● About this task: Below is a listing; copy all of it exactly.

----- Source material -----

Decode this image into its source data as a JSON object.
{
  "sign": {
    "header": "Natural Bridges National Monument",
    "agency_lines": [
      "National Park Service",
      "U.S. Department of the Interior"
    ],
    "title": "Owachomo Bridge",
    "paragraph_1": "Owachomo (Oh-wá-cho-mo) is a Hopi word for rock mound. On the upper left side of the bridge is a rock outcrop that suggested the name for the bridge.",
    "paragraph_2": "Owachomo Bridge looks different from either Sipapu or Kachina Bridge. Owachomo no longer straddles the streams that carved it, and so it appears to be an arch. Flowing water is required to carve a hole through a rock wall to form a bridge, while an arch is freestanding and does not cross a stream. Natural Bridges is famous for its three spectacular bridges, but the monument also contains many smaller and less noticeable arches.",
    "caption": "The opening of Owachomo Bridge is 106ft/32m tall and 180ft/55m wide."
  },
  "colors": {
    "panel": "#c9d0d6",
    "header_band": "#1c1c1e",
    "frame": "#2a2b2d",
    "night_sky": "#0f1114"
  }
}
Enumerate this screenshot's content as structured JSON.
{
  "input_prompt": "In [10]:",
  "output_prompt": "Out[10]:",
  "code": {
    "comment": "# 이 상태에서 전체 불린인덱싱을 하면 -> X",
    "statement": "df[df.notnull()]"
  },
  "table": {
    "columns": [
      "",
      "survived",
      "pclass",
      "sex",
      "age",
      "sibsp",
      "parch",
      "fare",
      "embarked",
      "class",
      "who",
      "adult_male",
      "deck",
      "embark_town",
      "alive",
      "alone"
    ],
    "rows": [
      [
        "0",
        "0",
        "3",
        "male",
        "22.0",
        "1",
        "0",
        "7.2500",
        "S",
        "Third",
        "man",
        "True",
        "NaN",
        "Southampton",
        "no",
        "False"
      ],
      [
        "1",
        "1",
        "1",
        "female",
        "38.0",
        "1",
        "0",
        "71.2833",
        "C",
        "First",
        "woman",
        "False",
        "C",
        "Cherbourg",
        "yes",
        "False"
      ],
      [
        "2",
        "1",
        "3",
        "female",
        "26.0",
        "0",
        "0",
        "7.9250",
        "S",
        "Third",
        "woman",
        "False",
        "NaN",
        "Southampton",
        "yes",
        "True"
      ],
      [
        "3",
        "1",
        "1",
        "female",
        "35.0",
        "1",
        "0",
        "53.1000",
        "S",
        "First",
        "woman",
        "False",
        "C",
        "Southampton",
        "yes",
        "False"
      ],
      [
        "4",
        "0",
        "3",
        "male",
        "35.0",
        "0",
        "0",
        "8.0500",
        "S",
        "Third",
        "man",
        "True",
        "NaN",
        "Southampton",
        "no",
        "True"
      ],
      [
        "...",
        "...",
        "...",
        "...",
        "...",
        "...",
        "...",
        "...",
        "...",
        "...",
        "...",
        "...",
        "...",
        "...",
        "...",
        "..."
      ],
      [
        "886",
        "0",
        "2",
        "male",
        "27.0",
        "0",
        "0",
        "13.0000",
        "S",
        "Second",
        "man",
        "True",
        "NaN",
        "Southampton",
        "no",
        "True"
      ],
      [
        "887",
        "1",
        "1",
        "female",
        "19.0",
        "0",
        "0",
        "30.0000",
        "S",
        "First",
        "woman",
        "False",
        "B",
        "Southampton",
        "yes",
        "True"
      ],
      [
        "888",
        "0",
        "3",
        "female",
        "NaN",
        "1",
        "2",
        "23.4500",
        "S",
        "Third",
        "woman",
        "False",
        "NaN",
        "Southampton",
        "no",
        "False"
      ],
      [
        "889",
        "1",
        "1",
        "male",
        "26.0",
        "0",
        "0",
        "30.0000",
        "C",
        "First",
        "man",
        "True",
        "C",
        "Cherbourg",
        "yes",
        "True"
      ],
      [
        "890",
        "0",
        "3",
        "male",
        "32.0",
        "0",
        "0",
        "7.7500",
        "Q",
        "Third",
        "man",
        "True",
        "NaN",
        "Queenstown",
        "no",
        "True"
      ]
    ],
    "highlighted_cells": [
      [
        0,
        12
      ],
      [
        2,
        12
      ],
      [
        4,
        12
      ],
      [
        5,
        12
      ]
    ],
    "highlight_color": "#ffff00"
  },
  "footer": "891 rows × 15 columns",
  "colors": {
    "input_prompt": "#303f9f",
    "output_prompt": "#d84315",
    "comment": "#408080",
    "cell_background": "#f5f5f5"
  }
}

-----

● Result for this task:
Decode this image into its source data as a JSON object.
{
  "sign": {
    "header": "Natural Bridges National Monument",
    "agency_lines": [
      "National Park Service",
      "U.S. Department of the Interior"
    ],
    "title": "Owachomo Bridge",
    "paragraph_1": "Owachomo (Oh-wá-cho-mo) is a Hopi word for rock mound. On the upper left side of the bridge is a rock outcrop that suggested the name for the bridge.",
    "paragraph_2": "Owachomo Bridge looks different from either Sipapu or Kachina Bridge. Owachomo no longer straddles the streams that carved it, and so it appears to be an arch. Flowing water is required to carve a hole through a rock wall to form a bridge, while an arch is freestanding and does not cross a stream. Natural Bridges is famous for its three spectacular bridges, but the monument also contains many smaller and less noticeable arches.",
    "caption": "The opening of Owachomo Bridge is 106ft/32m tall and 180ft/55m wide."
  },
  "colors": {
    "panel": "#c9d0d6",
    "header_band": "#1c1c1e",
    "frame": "#2a2b2d",
    "night_sky": "#0f1114"
  }
}
Enumerate this screenshot's content as structured JSON.
{
  "input_prompt": "In [10]:",
  "output_prompt": "Out[10]:",
  "code": {
    "comment": "# 이 상태에서 전체 불린인덱싱을 하면 -> X",
    "statement": "df[df.notnull()]"
  },
  "table": {
    "columns": [
      "",
      "survived",
      "pclass",
      "sex",
      "age",
      "sibsp",
      "parch",
      "fare",
      "embarked",
      "class",
      "who",
      "adult_male",
      "deck",
      "embark_town",
      "alive",
      "alone"
    ],
    "rows": [
      [
        "0",
        "0",
        "3",
        "male",
        "22.0",
        "1",
        "0",
        "7.2500",
        "S",
        "Third",
        "man",
        "True",
        "NaN",
        "Southampton",
        "no",
        "False"
      ],
      [
        "1",
        "1",
        "1",
        "female",
        "38.0",
        "1",
        "0",
        "71.2833",
        "C",
        "First",
        "woman",
        "False",
        "C",
        "Cherbourg",
        "yes",
        "False"
      ],
      [
        "2",
        "1",
        "3",
        "female",
        "26.0",
        "0",
        "0",
        "7.9250",
        "S",
        "Third",
        "woman",
        "False",
        "NaN",
        "Southampton",
        "yes",
        "True"
      ],
      [
        "3",
        "1",
        "1",
        "female",
        "35.0",
        "1",
        "0",
        "53.1000",
        "S",
        "First",
        "woman",
        "False",
        "C",
        "Southampton",
        "yes",
        "False"
      ],
      [
        "4",
        "0",
        "3",
        "male",
        "35.0",
        "0",
        "0",
        "8.0500",
        "S",
        "Third",
        "man",
        "True",
        "NaN",
        "Southampton",
        "no",
        "True"
      ],
      [
        "...",
        "...",
        "...",
        "...",
        "...",
        "...",
        "...",
        "...",
        "...",
        "...",
        "...",
        "...",
        "...",
        "...",
        "...",
        "..."
      ],
      [
        "886",
        "0",
        "2",
        "male",
        "27.0",
        "0",
        "0",
        "13.0000",
        "S",
        "Second",
        "man",
        "True",
        "NaN",
        "Southampton",
        "no",
        "True"
      ],
      [
        "887",
        "1",
        "1",
        "female",
        "19.0",
        "0",
        "0",
        "30.0000",
        "S",
        "First",
        "woman",
        "False",
        "B",
        "Southampton",
        "yes",
        "True"
      ],
      [
        "888",
        "0",
        "3",
        "female",
        "NaN",
        "1",
        "2",
        "23.4500",
        "S",
        "Third",
        "woman",
        "False",
        "NaN",
        "Southampton",
        "no",
        "False"
      ],
      [
        "889",
        "1",
        "1",
        "male",
        "26.0",
        "0",
        "0",
        "30.0000",
        "C",
        "First",
        "man",
        "True",
        "C",
        "Cherbourg",
        "yes",
        "True"
      ],
      [
        "890",
        "0",
        "3",
        "male",
        "32.0",
        "0",
        "0",
        "7.7500",
        "Q",
        "Third",
        "man",
        "True",
        "NaN",
        "Queenstown",
        "no",
        "True"
      ]
    ],
    "highlighted_cells": [
      [
        0,
        12
      ],
      [
        2,
        12
      ],
      [
        4,
        12
      ],
      [
        5,
        12
      ]
    ],
    "highlight_color": "#ffff00"
  },
  "footer": "891 rows × 15 columns",
  "colors": {
    "input_prompt": "#303f9f",
    "output_prompt": "#d84315",
    "comment": "#408080",
    "cell_background": "#f5f5f5"
  }
}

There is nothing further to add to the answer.